The Legal Lock




Section 309 in the Indian Penal Code considers an attempt to commit suicide which does not amount to death and suicide assistance as a criminal offense. It states that whoever attempts to commit suicide or does any act towards the commission of suicide shall be punished under the Constitution of India with imprisonment for a term which might extend to a year, or a fine, or in some cases both.

This particular Section under the Indian Penal Code has had many arguments in the past years because of the belief that suicide is considered the Act of taking one’s own life on purpose. It is also because of the intention of ending their own life for reasons like wanting to escape from one’s problems or whatever reasons one can have. These issues have been raised against the particular Section purely because some might believe that suicide is one’s own choice, and taking that away from a person ultimately leads to infringement of the Fundamental Rights of a person.


In 2018, about 1,34,516 cases in total were reported by the National Crime Records Bureau (NCRB) as suicides. According to the World Health Organization (WHO) report, India alone contributes about 34 percent of the suicides worldwide. Reports suggest that in 2019, for every 4 minutes, one person died of suicide. Almost 93 percent of suicide attempt cases were due to mental illness and issues.


The Indian Constitution states that the Government must protect and support the people’s lives in the country, so Section 309 of the Indian Penal Code has provided the Government with the power to punish a person if they attempt to commit suicide and. However, by utilizing this power under section 309 of the Indian Penal Code, the Government interferes with people’s lives by restricting their freedom.

The Constitutional validity under this Section is rechallenged because it violates the Right to life, which is guaranteed under Article 21 of the Constitution of India. Many people feel that the Right to life also includes the Right of individuals to end their lives.

Gian Kaur v. State of Punjab 1996:

In the case Gian Kaur v. State of Punjab 1996, the appellant was not successful in convincing the judges in the bench that Section 309 of the Indian Penal Code violates Article 21 under the Constitution of India. Therefore, the bill to strike this particular Section was introduced in the Parliament, but it failed to pass.


In March of 2011, The Supreme Court of India suggested that the Parliament consider removing Section 309 from the statute. In response to Vivek Gupta in 2014 at the Rajya Sabha on decriminalization of suicide and Section 309, Haribhai Parthibhai Chaudhary, the Minister of State for Home Affairs, stated the decision to delete Section 309 of the Indian Penal Code from the statute book. In February 2015, he stated that the proposal raised suggesting the deletion of Section 309 was passed on to the Legislative Department of Ministry of Justice and Law to draw up a draft Amendment Bill.

However, the report given by the standing committee expressed a few concerns regarding the bill passed. The first issue raised was that the presumption of mental healthcare and illness would subject a person to treating said mental illness. The second issue specified the consequences of Section 309 of the Indian Penal Code as it concerns abetment to suicide.

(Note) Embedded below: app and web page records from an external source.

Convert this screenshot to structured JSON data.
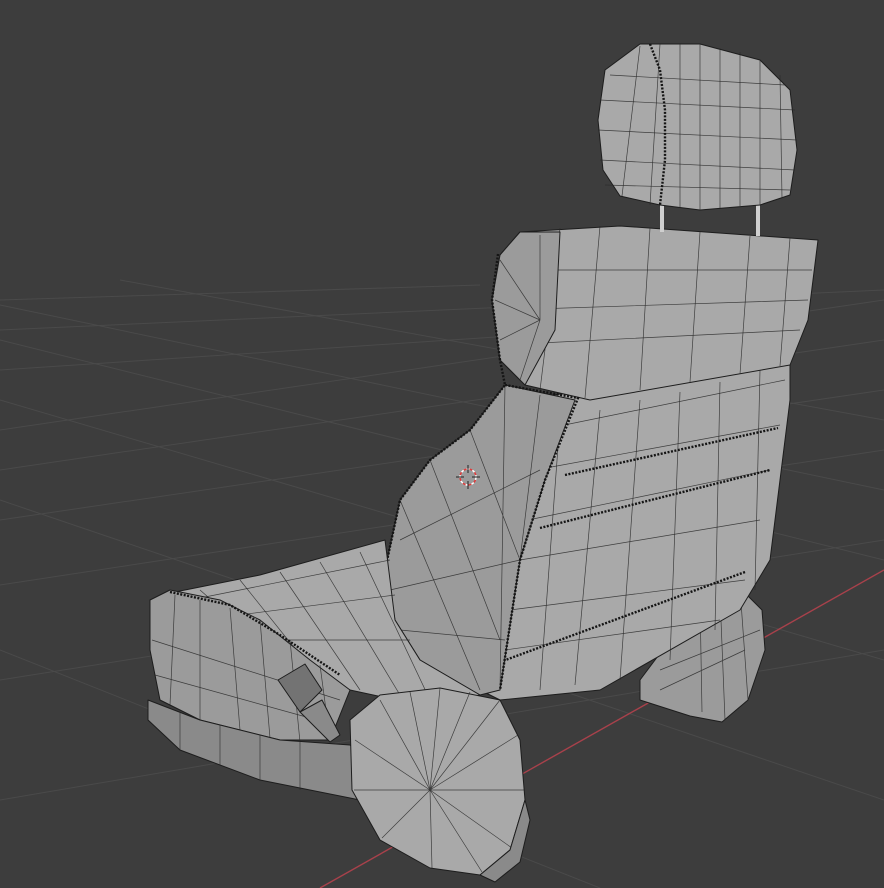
{
  "viewport": {
    "background": "#3d3d3d",
    "grid_color": "#4a4a4a",
    "x_axis_color": "#a8414b",
    "object": "car-seat-mesh",
    "shading": "solid-wireframe"
  },
  "cursor_3d": {
    "icon": "3d-cursor-icon",
    "colors": [
      "#e03a3a",
      "#ffffff"
    ]
  }
}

Lastly, the issue of institutionalization in silencing the victims who are subject to domestic violence was also raised. Responding to the issues raised, the Ministry proposed a few amendments, which would change the language of the provision. It concerned the presumption of stress in cases of attempts to commit suicide. Even though there was ambiguity regarding the presumption and at which stage it would operate, the committee eventually accepted the recommendation.

Mental Healthcare Act

In August of 2016, this bill was voted on and passed by the Rajya Sabha, and a year later, in 2017, it was passed by the Lok Sabha. Even though Section 309 is still in effect, the Mental Healthcare Act passed in 2018 insists on restrictions on the application of section 309.

The provisions of the new Act states that Notwithstanding anything under section 309 of the Indian Penal Code, anyone who tries or attempts to commit suicide will be presumed to have severe stress unless proven otherwise and shall not be punished and tried under the Section of Indian Penal Code. The bill was enacted as the Mental Healthcare Act of 2017 in 2018. This Act does not fully repeal Section 309 from the Indian Penal Code, but it provides for mental illness presumptions.


Conclusively, under this Act, the person who is unsuccessful in committing suicide or attempting to commit suicide will be provided with rehabilitation and treatment by the Government to make sure that the person does not attempt to or commit suicide. Usually, the attempt to commit suicide is because of mental illness or the need to escape reality or one’s problems in life. When it is proved that the reason for attempted suicide is mental stress, that person is not subject to section 309.

However, there are cases where mental illness is not the reason for attempting suicide. In such cases, the person is not protected by the Mental Healthcare Act of 2017 and is subject to Section 309 of the Indian Penal Code. He or she will be charged under the Section for the offense of attempted suicide and will be punished by the law as per the provision. This will only lead to more misery and agony in that person’s life and has the chance of them repeating the same thing, thus committing suicide and killing themselves only this time, he or she might die.